BEGIN
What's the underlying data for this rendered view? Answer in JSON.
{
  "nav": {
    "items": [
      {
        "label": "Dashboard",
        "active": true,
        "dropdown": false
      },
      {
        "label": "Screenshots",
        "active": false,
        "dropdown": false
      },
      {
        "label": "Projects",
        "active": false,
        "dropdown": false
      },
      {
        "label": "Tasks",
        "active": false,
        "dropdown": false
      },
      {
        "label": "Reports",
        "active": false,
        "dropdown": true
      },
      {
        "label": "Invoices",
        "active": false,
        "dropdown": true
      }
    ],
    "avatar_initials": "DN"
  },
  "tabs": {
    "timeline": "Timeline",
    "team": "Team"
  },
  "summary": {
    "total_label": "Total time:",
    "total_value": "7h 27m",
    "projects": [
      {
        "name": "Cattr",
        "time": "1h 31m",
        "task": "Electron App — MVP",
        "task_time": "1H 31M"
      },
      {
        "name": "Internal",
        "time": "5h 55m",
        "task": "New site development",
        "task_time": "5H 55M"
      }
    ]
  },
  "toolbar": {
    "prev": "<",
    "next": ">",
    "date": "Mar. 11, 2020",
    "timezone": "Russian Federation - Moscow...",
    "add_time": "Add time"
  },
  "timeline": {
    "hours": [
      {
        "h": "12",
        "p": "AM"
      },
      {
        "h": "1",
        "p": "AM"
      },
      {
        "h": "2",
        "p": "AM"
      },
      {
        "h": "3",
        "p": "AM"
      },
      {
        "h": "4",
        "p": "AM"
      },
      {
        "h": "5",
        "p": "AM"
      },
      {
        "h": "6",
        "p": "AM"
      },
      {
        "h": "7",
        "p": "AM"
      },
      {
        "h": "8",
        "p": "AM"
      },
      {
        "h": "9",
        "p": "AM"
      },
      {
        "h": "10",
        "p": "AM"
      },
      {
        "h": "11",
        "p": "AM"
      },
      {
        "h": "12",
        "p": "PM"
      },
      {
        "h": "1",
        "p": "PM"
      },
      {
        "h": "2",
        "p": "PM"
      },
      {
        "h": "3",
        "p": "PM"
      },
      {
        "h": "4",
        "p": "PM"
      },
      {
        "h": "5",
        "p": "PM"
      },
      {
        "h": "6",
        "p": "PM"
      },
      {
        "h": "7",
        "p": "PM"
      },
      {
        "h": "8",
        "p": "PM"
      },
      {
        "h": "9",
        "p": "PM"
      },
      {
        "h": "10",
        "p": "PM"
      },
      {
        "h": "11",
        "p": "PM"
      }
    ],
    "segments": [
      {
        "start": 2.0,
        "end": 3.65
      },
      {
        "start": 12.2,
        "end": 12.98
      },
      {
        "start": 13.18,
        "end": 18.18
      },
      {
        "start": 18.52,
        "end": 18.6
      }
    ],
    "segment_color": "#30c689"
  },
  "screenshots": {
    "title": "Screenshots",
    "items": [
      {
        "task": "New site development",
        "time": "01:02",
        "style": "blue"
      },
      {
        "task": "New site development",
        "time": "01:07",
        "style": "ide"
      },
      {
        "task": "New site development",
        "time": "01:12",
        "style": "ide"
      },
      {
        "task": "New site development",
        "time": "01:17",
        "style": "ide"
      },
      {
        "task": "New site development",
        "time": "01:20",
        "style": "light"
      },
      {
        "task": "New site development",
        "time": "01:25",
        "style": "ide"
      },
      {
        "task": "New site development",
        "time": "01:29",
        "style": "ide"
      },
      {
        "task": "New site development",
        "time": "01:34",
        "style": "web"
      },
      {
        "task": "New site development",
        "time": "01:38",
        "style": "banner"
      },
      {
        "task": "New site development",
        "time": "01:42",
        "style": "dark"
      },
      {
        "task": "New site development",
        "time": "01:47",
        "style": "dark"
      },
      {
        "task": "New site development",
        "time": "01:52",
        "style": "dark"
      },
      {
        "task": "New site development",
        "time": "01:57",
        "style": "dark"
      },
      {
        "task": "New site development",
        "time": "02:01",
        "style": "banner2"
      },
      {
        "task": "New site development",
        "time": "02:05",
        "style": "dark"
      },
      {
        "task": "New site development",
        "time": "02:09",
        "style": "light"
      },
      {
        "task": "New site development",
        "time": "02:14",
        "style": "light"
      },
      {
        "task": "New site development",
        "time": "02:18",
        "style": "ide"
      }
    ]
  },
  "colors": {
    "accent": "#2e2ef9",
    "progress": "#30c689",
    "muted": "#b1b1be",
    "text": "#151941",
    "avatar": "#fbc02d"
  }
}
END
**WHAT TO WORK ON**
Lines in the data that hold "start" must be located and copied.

**REPLY TO THE TASK**
        "start": 2.0,
        "start": 12.2,
        "start": 13.18,
        "start": 18.52,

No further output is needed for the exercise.